Postcard from Valencia, Spain: Massive gates remnants of medieval past

There once were a dozen of them, but only two remain. Once the walls surrounding the medieval city of Valencia were torn down, most of the gates lost their raison d’être.

But the architecturally impressive Torres de Serranos, built in 1392, continued to function in other ways. For many years, the fortification made a suitable prison for upper crust nobles and knights finding themselves no longer in favor. During the Spanish Civil War, paintings from the Prado were stored there for safe-keeping.

But most dear to Valencians, the royal entryway always has served as a ceremonial heart of the city, the place where Las Fallas festival is kicked-off every year. Like Alamo Plaza has been but might never be again for San Antonians.

The smaller Torres de Quart perhaps was permitted to remain standing so its pock-marked walls serve as a reminder of its assault by those nasty Napoleonic forces in 1808.

From my point on the plaza observing even some of the young and fit clinging to nonexistent finger-holes on the steep descent bounded only by a skinny railing way too low to grasp, I concluded not to ascend the steps of Torres de Serranos. Jimmy Stewart convinced me long ago of my tendency toward vertigo. Shy of a helicopter rescue atop, I would have had to unflatteringly back down on all fours, hindquarters first.

I wisely opted for more of a Rear Window approach, happily sipping a beer while people-watching. The Daughter, on the other hand, scampered up and down on two occasions.

Postcard from Valencia, Spain: Stifling the voice of women leads to startling image on street

So wish this powerful image from Valencia was plastered up prominently near the Capitol in Austin to haunt legislators upon entering.

Among the most humorous in this final posting of Valencian street art is the juxtaposition of “Chihuahua Man” above a small children’s playground. And love the dotted cart parked by the artist giving his leopard a final dose of spots.

Of course, the Mister’s favorite is what we referred to as “Our Lady of the Tube Amps.”

Postcard from Valencia, Spain: Clouds of incense fill Church of the Patriarch

Swirling clouds of incense blurred the ceiling frescoes and dome of the Church of the Patriarch when we finally managed to coordinate our arrival as a mass ended. The church is associated with a seminary still active, and the monks residing there are known for their daily Gregorian chants, which we missed.

The church and cloisters were founded by San Juan de Ribera in the XVI century. Juan de Ribera was born in Seville in 1532 and educated in Salamanca. He became archbishop of Valencia, leading to his establishment of the Royal Seminary.

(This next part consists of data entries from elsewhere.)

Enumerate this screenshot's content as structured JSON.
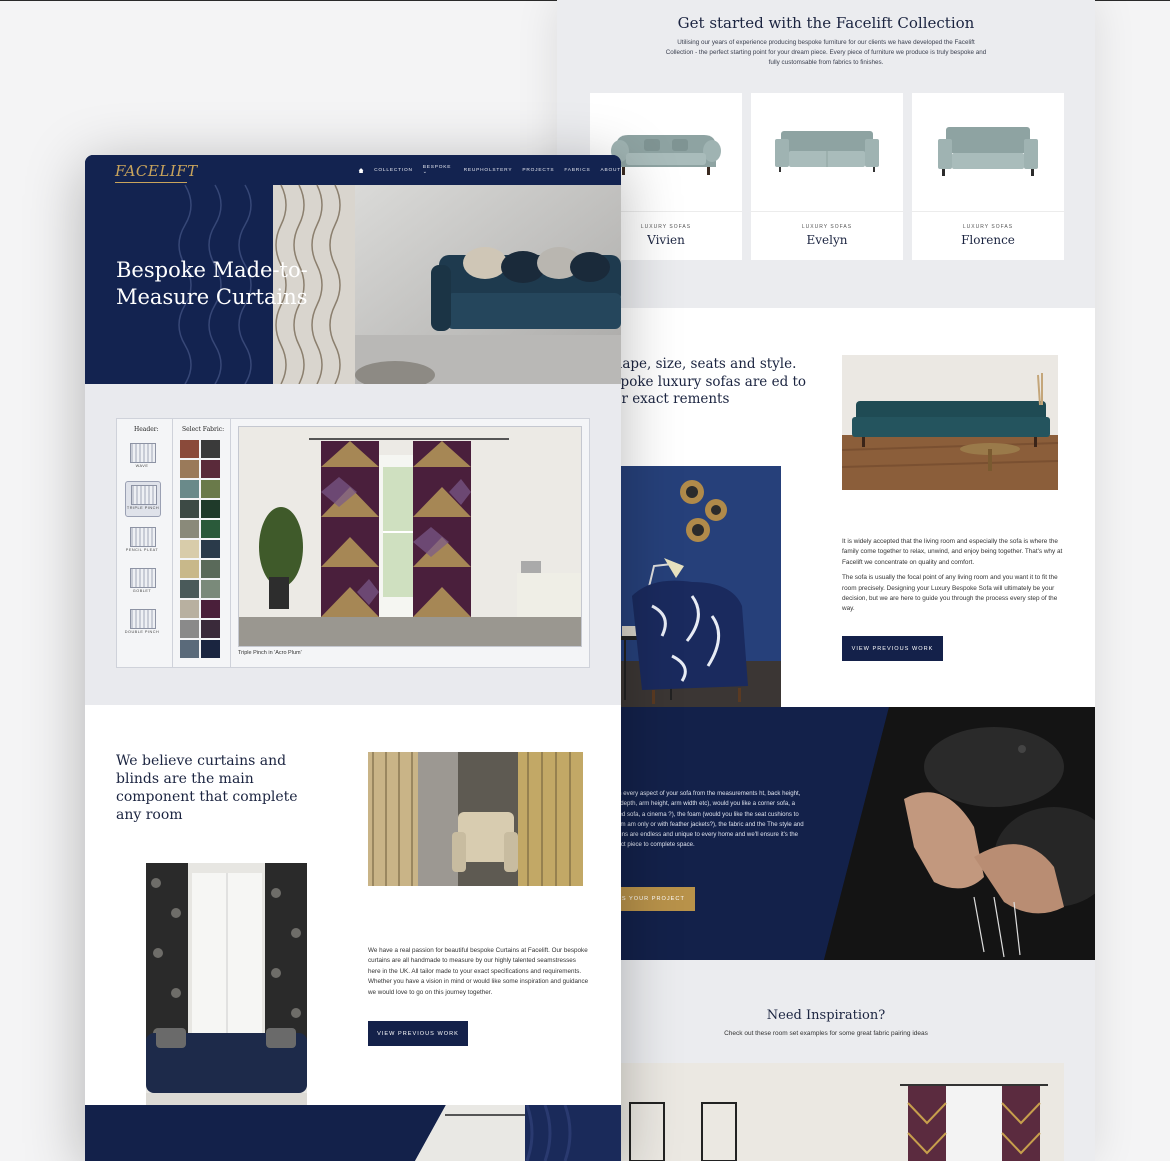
{
  "colors": {
    "navy": "#13214a",
    "gold": "#b8924a",
    "light_bg": "#ebecef"
  },
  "back": {
    "collection": {
      "title": "Get started with the Facelift Collection",
      "description": "Utilising our years of experience producing bespoke furniture for our clients we have developed the Facelift Collection - the perfect starting point for your dream piece. Every piece of furniture we produce is truly bespoke and fully customsable from fabrics to finishes.",
      "products": [
        {
          "category": "LUXURY SOFAS",
          "name": "Vivien"
        },
        {
          "category": "LUXURY SOFAS",
          "name": "Evelyn"
        },
        {
          "category": "LUXURY SOFAS",
          "name": "Florence"
        }
      ]
    },
    "shape": {
      "title": "t shape, size, seats and style. bespoke luxury sofas are ed to your exact rements",
      "paragraph1": "It is widely accepted that the living room and especially the sofa is where the family come together to relax, unwind, and enjoy being together. That's why at Facelift we concentrate on quality and comfort.",
      "paragraph2": "The sofa is usually the focal point of any living room and you want it to fit the room precisely. Designing your Luxury Bespoke Sofa will ultimately be your decision, but we are here to guide you through the process every step of the way.",
      "button": "VIEW PREVIOUS WORK"
    },
    "design": {
      "text": "esign every aspect of your sofa from the measurements ht, back height, seat depth, arm height, arm width etc), would you like a corner sofa, a curved sofa, a cinema ?), the foam (would you like the seat cushions to be firm am only or with feather jackets?), the fabric and the The style and designs are endless and unique to every home and we'll ensure it's the perfect piece to complete space.",
      "button": "SS YOUR PROJECT"
    },
    "inspiration": {
      "title": "Need Inspiration?",
      "subtitle": "Check out these room set examples for some great fabric pairing ideas"
    }
  },
  "front": {
    "logo": "FACELIFT",
    "nav": [
      "COLLECTION",
      "BESPOKE ⌄",
      "REUPHOLSTERY",
      "PROJECTS",
      "FABRICS",
      "ABOUT"
    ],
    "hero_title": "Bespoke Made-to-Measure Curtains",
    "picker": {
      "header_label": "Header:",
      "fabric_label": "Select Fabric:",
      "headers": [
        "WAVE",
        "TRIPLE PINCH",
        "PENCIL PLEAT",
        "GOBLET",
        "DOUBLE PINCH"
      ],
      "selected_header": "TRIPLE PINCH",
      "caption": "Triple Pinch in 'Acro Plum'"
    },
    "believe": {
      "title": "We believe curtains and blinds are the main component that complete any room",
      "paragraph": "We have a real passion for beautiful bespoke Curtains at Facelift. Our bespoke curtains are all handmade to measure by our highly talented seamstresses here in the UK. All tailor made to your exact specifications and requirements. Whether you have a vision in mind or would like some inspiration and guidance we would love to go on this journey together.",
      "button": "VIEW PREVIOUS WORK"
    }
  }
}
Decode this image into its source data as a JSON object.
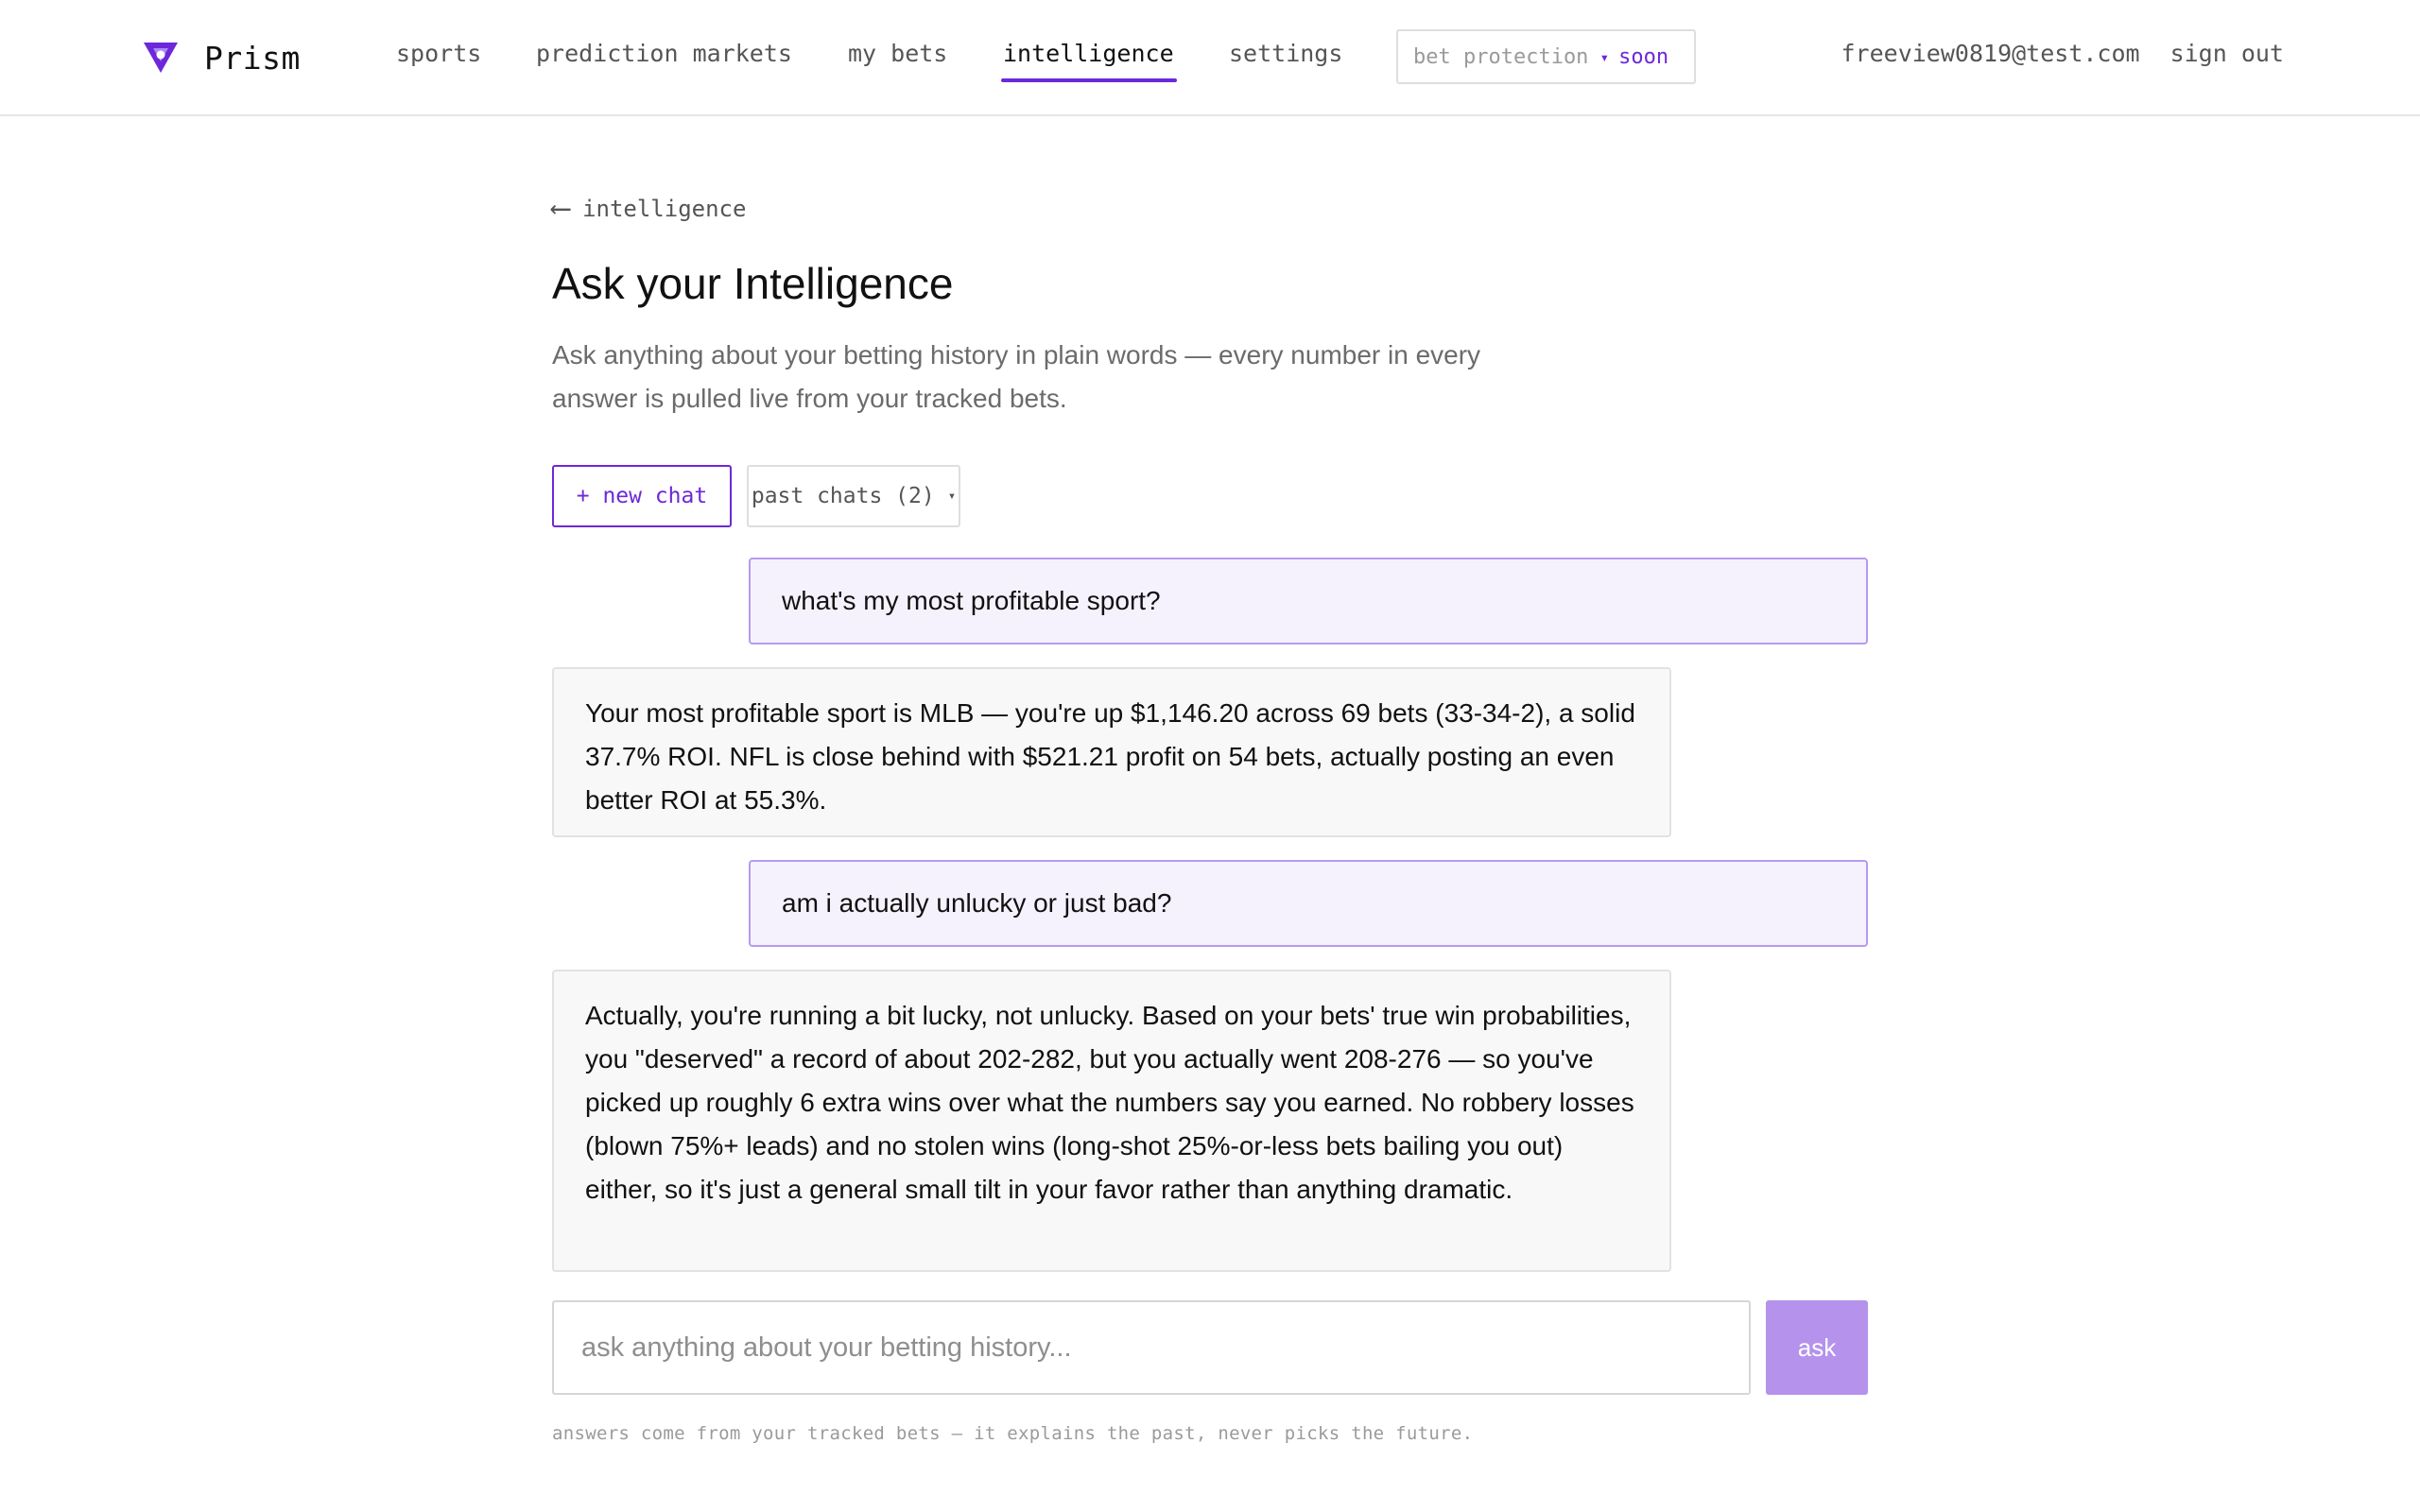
{
  "header": {
    "brand": "Prism",
    "nav": [
      "sports",
      "prediction markets",
      "my bets",
      "intelligence",
      "settings"
    ],
    "active_nav": "intelligence",
    "bet_protection": {
      "label": "bet protection",
      "separator": "▾",
      "status": "soon"
    },
    "user_email": "freeview0819@test.com",
    "sign_out": "sign out"
  },
  "main": {
    "back_arrow": "⟵",
    "back_label": "intelligence",
    "title": "Ask your Intelligence",
    "subtitle": "Ask anything about your betting history in plain words — every number in every answer is pulled live from your tracked bets.",
    "new_chat_label": "+ new chat",
    "past_chats_label": "past chats (2)",
    "past_chats_caret": "▾",
    "messages": [
      {
        "role": "user",
        "text": "what's my most profitable sport?"
      },
      {
        "role": "assistant",
        "text": "Your most profitable sport is MLB — you're up $1,146.20 across 69 bets (33-34-2), a solid 37.7% ROI. NFL is close behind with $521.21 profit on 54 bets, actually posting an even better ROI at 55.3%."
      },
      {
        "role": "user",
        "text": "am i actually unlucky or just bad?"
      },
      {
        "role": "assistant",
        "text": "Actually, you're running a bit lucky, not unlucky. Based on your bets' true win probabilities, you \"deserved\" a record of about 202-282, but you actually went 208-276 — so you've picked up roughly 6 extra wins over what the numbers say you earned. No robbery losses (blown 75%+ leads) and no stolen wins (long-shot 25%-or-less bets bailing you out) either, so it's just a general small tilt in your favor rather than anything dramatic."
      }
    ],
    "input_placeholder": "ask anything about your betting history...",
    "ask_label": "ask",
    "footnote": "answers come from your tracked bets — it explains the past, never picks the future."
  },
  "colors": {
    "accent": "#6d28d9",
    "user_bubble_bg": "#f5f2fd",
    "user_bubble_border": "#b79af0",
    "ai_bubble_bg": "#f8f8f8",
    "ask_button": "#b592ec"
  },
  "icons": {
    "brand_logo": "prism-triangle-logo",
    "back": "left-arrow-icon"
  }
}
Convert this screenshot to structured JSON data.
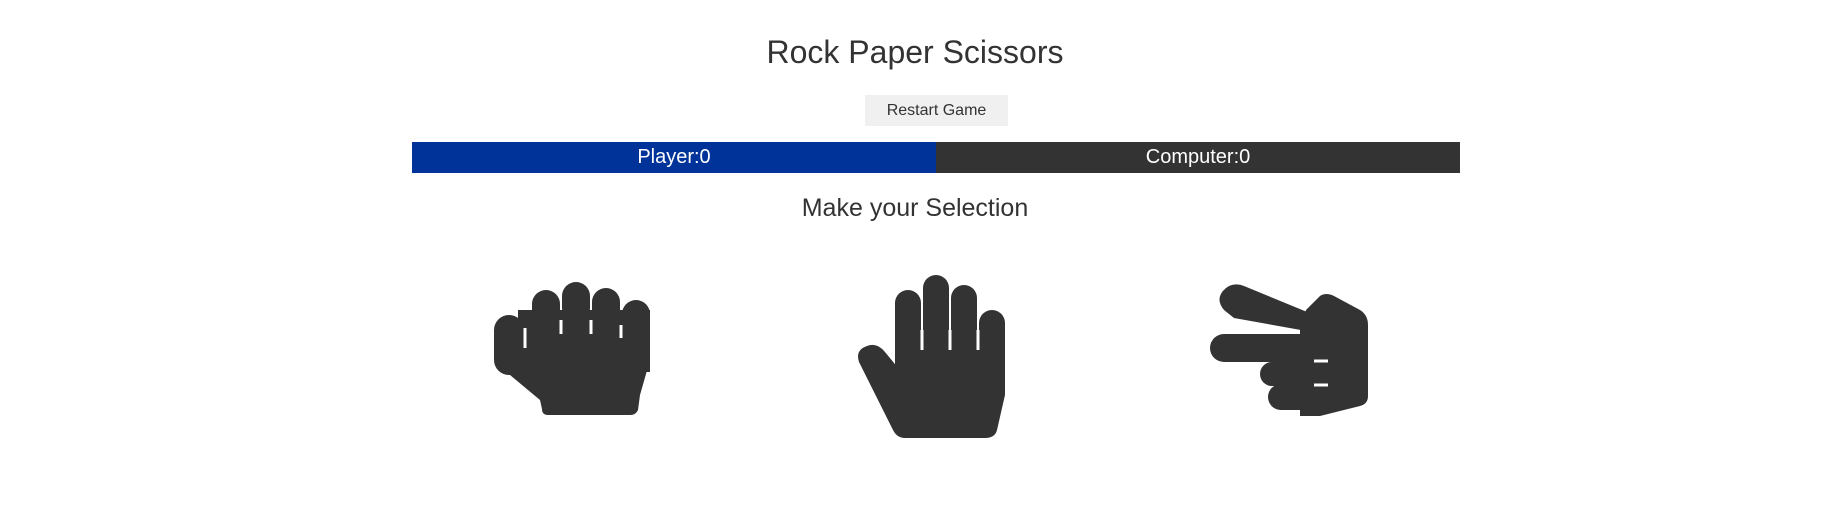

Today a large portion of the cloisters is filled with a rich collection of art, including work by Valencian-born Renaissance painter, Juan de Juanes  (1523-1579) (love that name).

One of my favorite things about the church and chapel is the juxtaposition of cheerful bright tilework with the serious religious frescoes, accented by a sprinkling of chubby cherubs. And, of course, Saint Anthony, the patron saint of our hometown, seems to follow us everywhere we travel.